-- Requirement --
Look for "name" in each line of the entries, and return the matching lines.

Website and app data records:
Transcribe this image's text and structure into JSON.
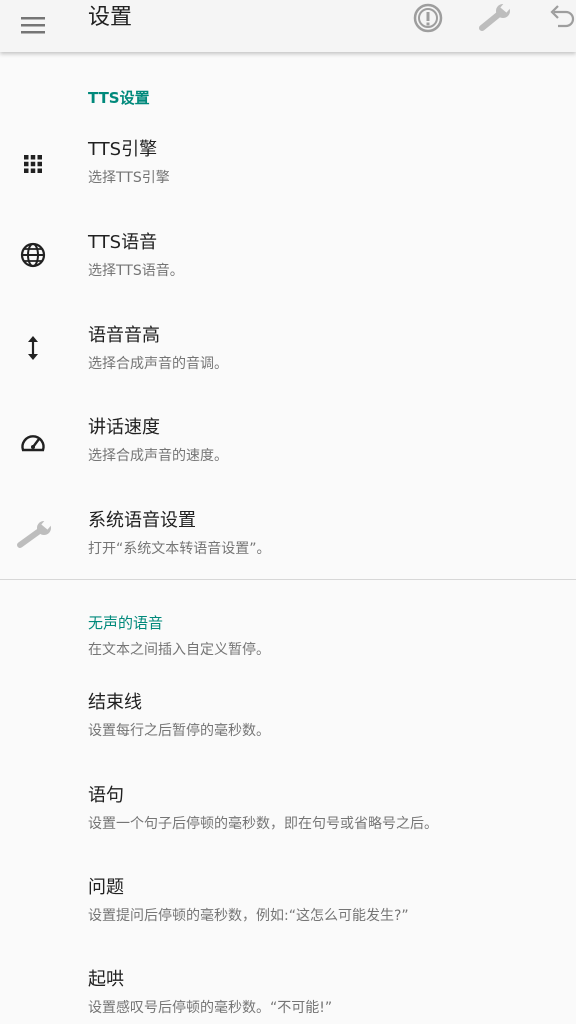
{
  "app_bar": {
    "title": "设置",
    "menu_icon": "hamburger-menu-icon",
    "actions": [
      {
        "icon": "info-circle-icon"
      },
      {
        "icon": "wrench-icon"
      },
      {
        "icon": "undo-icon"
      }
    ]
  },
  "tts_section": {
    "header": "TTS设置",
    "items": [
      {
        "title": "TTS引擎",
        "summary": "选择TTS引擎",
        "icon": "grid-dots-icon"
      },
      {
        "title": "TTS语音",
        "summary": "选择TTS语音。",
        "icon": "globe-icon"
      },
      {
        "title": "语音音高",
        "summary": "选择合成声音的音调。",
        "icon": "vertical-arrows-icon"
      },
      {
        "title": "讲话速度",
        "summary": "选择合成声音的速度。",
        "icon": "speedometer-icon"
      },
      {
        "title": "系统语音设置",
        "summary": "打开“系统文本转语音设置”。",
        "icon": "wrench-icon"
      }
    ]
  },
  "silence_section": {
    "header": "无声的语音",
    "description": "在文本之间插入自定义暂停。",
    "items": [
      {
        "title": "结束线",
        "summary": "设置每行之后暂停的毫秒数。"
      },
      {
        "title": "语句",
        "summary": "设置一个句子后停顿的毫秒数，即在句号或省略号之后。"
      },
      {
        "title": "问题",
        "summary": "设置提问后停顿的毫秒数，例如:“这怎么可能发生?”"
      },
      {
        "title": "起哄",
        "summary": "设置感叹号后停顿的毫秒数。“不可能!”"
      }
    ]
  },
  "colors": {
    "accent": "#00897b",
    "icon": "#212121",
    "icon_muted": "#bdbdbd",
    "background": "#fafafa"
  }
}
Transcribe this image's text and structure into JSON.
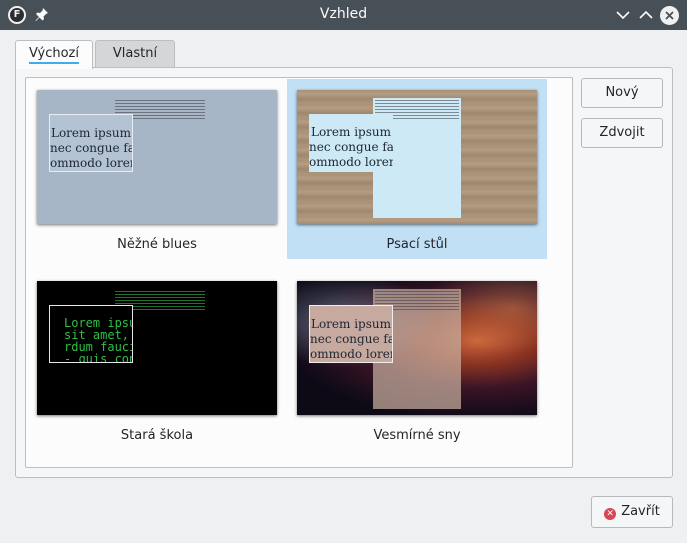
{
  "window": {
    "title": "Vzhled",
    "app_icon_letter": "F"
  },
  "tabs": [
    {
      "label": "Výchozí",
      "active": true
    },
    {
      "label": "Vlastní",
      "active": false
    }
  ],
  "themes": [
    {
      "name": "Něžné blues",
      "selected": false,
      "lines": [
        "Lorem ipsum",
        "nec congue faci",
        "ommodo lorem."
      ]
    },
    {
      "name": "Psací stůl",
      "selected": true,
      "lines": [
        "Lorem ipsum",
        "nec congue faci",
        "ommodo lorem."
      ]
    },
    {
      "name": "Stará škola",
      "selected": false,
      "lines": [
        "Lorem ipsum",
        "sit amet, c",
        "rdum faucib",
        "- quis con"
      ]
    },
    {
      "name": "Vesmírné sny",
      "selected": false,
      "lines": [
        "Lorem ipsum",
        "nec congue faci",
        "ommodo lorem."
      ]
    }
  ],
  "buttons": {
    "new_label": "Nový",
    "duplicate_label": "Zdvojit",
    "close_label": "Zavřít"
  },
  "icons": {
    "app": "focuswriter-app-icon",
    "pin": "pin-icon",
    "minimize": "chevron-down-icon",
    "maximize": "chevron-up-icon",
    "close": "close-icon",
    "close_button": "close-circle-icon"
  },
  "colors": {
    "titlebar": "#475057",
    "selection": "#c2e0f5",
    "tab_underline": "#3daee9",
    "close_red": "#da4453",
    "blues_bg": "#a7b6c7",
    "oldschool_text": "#2fbf47"
  }
}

-- Result for this exercise --
      "name": "Něžné blues",
      "name": "Psací stůl",
      "name": "Stará škola",
      "name": "Vesmírné sny",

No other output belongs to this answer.